Friday, June 15, 2018

Educational Games for Elementary School Science Lessons

Educational games can be useful in helping to reinforce concepts and content. A good game can keep students engaged while also helping them develop some thinking skills at the same time. You could create your own games on platforms like Kahoot or Metaverse, but those might not provide the depth of context that professionally developed games provide. If you're an elementary school teacher looking for some games to use in science lessons, take a look at the following five games that I frequently share with other teachers. 

Peep and the Big Wide World, produced by WGBH, offers a great collection of online games, videos, and offline activities designed to help students learn and practice skills in math and science. One emphasis of the games that I tried is recognizing patterns. In all there are twenty-one online games available through Peep and the Big Wide World.

Shutterbugs Wiggle and Stomp is an educational game produced by the Smithsonian. The purpose of the game is to help children recognize the movements of animals. In the game children move through a virtual zoo with a zoo keeper. As they go through the virtual zoo the zoo keeper will ask students to take pictures of animals who are demonstrating running, jumping, stomping, and other movements. Shutterbugs Wiggle and Stomp can be played online. The game is also available as a free iPad app and as an Android app.

Habitats is a fun little game from the Smithsonian Science Education Center. The online game challenges elementary school to match animals to their habitats. The game shows students images representative of four habitats; desert, coral reef, jungle, and marsh. Students drag pictures of animals from a list to their corresponding habitats. Students receive instant feedback on each move they make in the game. Once an animal has been placed in the correct habitat students can click on it to learn more about it in the Encyclopedia of Life.

Aquation is a free game offered by the the Smithsonian Science Education Center. The game, designed for students in upper elementary school or middle school, teaches students about the distribution of clean water and what can be done to balance global water resources. In the game students select a region to explore its current water supplies. Based on the information provided students take action in the form of building desalination plants, conducting further research, reacting to natural events, and attempting to move water between regions. Aquation can be played in a web browser. It is also available as a free iPad app and as a free Android app.

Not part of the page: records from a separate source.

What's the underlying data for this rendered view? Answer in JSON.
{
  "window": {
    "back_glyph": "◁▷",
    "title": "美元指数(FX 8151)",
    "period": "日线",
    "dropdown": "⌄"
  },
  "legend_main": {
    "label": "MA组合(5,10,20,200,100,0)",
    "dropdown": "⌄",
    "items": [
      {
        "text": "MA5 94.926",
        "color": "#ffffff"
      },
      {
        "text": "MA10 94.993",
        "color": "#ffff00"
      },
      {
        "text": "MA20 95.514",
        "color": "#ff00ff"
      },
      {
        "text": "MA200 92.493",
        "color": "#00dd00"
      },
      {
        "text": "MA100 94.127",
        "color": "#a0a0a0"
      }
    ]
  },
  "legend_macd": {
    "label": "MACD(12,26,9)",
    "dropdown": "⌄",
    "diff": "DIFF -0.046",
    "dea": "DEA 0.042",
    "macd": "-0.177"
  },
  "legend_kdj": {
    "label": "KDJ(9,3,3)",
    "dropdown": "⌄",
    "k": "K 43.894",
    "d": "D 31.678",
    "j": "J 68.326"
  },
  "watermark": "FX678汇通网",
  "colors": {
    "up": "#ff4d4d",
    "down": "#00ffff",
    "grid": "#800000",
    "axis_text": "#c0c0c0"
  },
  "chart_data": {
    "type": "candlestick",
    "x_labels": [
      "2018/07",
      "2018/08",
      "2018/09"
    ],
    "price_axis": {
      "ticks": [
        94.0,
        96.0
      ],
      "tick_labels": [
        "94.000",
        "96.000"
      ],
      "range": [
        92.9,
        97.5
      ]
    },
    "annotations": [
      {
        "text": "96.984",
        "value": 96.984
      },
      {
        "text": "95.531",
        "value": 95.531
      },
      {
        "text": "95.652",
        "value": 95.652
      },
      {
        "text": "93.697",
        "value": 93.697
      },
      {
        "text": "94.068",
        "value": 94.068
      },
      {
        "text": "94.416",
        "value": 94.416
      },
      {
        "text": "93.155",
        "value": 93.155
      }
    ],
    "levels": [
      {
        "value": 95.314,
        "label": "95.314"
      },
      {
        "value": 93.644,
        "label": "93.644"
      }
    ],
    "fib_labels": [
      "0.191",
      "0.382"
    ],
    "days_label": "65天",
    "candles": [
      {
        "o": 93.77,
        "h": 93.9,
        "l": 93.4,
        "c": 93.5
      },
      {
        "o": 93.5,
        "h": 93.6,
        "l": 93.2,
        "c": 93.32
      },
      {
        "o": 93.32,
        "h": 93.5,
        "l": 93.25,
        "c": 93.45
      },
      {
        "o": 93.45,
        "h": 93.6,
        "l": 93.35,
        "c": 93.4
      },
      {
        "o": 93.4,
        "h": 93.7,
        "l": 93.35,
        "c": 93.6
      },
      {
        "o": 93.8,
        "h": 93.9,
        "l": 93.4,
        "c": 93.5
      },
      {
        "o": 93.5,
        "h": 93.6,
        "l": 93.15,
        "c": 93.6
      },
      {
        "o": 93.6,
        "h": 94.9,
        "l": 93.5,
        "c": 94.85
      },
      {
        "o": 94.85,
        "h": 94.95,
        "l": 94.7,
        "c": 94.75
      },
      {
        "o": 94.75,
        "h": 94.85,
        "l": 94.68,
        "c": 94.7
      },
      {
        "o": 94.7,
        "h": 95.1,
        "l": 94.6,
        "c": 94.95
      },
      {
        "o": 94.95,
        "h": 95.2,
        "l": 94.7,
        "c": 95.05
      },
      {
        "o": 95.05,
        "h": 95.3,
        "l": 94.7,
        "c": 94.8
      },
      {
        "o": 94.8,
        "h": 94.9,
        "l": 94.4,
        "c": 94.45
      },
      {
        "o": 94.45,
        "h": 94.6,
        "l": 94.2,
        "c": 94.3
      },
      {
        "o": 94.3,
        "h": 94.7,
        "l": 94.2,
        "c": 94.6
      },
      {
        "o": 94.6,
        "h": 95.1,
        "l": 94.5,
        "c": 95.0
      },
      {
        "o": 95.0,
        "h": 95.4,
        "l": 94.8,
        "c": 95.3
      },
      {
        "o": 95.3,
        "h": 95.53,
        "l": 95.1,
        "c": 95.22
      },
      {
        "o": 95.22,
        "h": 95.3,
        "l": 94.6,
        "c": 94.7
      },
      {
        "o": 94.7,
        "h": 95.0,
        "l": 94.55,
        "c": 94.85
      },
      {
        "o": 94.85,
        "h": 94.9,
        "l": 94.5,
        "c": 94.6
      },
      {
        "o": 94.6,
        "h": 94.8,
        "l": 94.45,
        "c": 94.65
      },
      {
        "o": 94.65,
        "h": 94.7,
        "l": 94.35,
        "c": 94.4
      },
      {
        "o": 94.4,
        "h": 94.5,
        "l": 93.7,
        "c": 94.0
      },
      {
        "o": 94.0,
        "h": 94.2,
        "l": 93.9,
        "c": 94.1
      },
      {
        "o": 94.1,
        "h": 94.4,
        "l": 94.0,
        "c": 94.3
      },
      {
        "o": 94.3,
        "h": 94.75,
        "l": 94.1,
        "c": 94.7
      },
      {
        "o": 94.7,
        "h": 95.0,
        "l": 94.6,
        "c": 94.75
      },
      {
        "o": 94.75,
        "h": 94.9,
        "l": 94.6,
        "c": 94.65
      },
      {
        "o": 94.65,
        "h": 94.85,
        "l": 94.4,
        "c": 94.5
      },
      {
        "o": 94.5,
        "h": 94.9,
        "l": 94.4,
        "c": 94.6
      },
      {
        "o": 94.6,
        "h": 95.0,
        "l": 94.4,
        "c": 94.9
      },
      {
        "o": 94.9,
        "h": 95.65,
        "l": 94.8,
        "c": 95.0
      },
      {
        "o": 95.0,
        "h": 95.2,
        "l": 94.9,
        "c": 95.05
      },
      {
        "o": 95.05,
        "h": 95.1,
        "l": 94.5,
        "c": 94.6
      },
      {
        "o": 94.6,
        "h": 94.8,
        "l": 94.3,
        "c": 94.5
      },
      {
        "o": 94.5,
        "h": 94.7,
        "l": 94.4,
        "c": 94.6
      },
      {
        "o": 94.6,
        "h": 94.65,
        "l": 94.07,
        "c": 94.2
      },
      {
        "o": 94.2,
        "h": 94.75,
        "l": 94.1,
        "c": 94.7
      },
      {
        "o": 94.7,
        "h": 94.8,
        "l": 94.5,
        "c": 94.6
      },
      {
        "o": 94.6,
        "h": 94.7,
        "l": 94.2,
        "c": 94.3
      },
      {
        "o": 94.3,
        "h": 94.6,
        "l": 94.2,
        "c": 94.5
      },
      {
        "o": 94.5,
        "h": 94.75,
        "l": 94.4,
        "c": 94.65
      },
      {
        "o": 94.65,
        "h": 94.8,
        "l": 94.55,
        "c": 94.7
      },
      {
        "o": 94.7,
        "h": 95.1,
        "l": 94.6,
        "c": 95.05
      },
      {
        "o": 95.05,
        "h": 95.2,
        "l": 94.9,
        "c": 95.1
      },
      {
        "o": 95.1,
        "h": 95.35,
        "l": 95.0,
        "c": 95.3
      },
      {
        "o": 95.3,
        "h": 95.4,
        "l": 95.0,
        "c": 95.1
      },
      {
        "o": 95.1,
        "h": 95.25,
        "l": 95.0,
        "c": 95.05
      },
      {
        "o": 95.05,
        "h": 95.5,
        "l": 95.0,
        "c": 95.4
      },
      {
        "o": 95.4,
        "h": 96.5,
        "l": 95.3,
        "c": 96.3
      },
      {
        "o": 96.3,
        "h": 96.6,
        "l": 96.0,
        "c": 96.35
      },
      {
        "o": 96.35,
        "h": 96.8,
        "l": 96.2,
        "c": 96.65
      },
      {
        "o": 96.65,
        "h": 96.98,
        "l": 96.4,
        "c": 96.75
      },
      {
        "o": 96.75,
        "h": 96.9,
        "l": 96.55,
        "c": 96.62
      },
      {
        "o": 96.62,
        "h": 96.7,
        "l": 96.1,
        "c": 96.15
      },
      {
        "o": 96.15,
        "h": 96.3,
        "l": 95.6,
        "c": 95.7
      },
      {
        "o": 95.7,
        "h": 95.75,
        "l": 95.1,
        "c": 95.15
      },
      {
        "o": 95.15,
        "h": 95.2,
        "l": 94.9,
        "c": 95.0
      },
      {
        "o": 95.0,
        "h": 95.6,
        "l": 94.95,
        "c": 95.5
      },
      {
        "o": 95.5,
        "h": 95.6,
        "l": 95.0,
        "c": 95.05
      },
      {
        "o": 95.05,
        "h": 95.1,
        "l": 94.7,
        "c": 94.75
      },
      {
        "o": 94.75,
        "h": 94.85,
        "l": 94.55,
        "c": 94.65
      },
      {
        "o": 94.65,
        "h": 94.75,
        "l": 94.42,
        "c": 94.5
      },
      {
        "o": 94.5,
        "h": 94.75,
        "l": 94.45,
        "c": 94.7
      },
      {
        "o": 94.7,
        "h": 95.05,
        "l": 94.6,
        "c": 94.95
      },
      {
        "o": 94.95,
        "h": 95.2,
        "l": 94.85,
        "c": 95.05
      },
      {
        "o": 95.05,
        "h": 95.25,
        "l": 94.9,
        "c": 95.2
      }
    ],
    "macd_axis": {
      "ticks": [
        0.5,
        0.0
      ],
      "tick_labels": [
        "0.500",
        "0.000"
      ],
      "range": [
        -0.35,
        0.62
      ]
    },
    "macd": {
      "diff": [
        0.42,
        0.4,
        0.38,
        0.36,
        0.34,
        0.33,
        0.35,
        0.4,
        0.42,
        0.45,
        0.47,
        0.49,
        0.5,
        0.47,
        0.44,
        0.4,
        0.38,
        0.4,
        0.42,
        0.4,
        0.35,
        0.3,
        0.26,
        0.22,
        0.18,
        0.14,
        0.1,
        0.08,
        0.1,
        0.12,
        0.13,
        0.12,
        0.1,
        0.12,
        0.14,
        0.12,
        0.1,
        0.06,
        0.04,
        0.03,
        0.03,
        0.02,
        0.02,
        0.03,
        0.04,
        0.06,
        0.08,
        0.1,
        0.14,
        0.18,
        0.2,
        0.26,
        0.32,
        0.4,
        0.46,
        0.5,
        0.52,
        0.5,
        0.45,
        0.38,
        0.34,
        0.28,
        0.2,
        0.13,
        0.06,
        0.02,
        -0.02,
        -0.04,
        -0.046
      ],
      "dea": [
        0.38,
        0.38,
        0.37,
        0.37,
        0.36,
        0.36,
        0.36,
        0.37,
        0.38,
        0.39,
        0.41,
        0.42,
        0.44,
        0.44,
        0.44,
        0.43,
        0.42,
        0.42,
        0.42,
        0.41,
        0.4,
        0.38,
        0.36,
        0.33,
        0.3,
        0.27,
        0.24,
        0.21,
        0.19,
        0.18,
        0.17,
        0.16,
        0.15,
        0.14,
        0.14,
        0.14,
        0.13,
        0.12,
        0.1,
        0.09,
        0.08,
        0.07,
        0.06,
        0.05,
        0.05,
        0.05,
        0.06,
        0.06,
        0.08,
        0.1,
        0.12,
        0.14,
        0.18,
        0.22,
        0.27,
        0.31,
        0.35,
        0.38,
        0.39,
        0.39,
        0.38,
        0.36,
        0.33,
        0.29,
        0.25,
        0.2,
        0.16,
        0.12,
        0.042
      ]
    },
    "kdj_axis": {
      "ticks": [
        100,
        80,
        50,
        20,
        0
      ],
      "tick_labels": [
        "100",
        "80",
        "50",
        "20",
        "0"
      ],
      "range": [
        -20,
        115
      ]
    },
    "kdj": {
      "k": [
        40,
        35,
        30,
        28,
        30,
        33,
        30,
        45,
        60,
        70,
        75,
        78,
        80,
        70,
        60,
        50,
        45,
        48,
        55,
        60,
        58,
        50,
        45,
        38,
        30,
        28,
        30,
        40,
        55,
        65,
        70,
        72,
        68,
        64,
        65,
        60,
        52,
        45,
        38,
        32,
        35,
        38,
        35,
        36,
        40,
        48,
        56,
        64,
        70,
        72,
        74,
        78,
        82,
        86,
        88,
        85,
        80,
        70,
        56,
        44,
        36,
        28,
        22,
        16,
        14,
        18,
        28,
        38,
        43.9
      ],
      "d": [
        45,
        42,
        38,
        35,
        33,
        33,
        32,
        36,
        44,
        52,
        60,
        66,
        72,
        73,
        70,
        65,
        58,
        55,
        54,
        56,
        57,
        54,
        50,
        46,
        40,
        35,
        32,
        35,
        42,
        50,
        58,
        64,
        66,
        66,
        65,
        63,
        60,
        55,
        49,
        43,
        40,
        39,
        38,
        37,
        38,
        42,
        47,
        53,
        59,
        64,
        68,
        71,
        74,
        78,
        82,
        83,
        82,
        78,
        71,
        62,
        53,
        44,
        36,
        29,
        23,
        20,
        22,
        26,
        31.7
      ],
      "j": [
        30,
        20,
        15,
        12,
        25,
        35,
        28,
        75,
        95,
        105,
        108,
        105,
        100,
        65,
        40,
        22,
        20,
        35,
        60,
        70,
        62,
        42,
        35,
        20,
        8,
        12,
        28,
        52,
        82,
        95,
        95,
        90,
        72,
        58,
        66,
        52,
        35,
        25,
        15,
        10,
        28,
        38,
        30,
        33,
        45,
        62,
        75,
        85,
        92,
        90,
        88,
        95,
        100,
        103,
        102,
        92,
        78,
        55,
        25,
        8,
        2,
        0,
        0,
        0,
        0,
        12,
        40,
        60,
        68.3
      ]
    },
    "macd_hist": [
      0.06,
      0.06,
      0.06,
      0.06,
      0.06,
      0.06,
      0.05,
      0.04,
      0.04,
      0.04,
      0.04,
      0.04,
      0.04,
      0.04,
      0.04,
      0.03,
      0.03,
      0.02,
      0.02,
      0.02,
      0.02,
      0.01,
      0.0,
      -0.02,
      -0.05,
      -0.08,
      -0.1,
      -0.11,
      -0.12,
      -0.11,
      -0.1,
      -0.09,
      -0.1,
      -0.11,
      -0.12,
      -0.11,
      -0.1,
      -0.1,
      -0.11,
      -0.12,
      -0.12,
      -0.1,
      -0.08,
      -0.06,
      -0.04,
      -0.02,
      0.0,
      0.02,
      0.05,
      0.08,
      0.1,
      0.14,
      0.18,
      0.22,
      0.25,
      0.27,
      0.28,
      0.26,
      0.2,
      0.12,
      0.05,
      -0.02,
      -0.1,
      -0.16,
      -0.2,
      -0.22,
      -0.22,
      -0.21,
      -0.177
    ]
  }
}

Feed the Dingo is a fun game that teaches students about the importance of maintaining balanced ecosystems. In the game students have to build and maintain a desert ecosystem. The game begins with a blank slate to which students have to add plants and animals. The game plays out over twelve virtual days. Each day students have to add more elements in order to maintain balance in the ecosystem. At the end of each day students are given feedback as to which plants and animals are healthy, which are in danger, and which have died.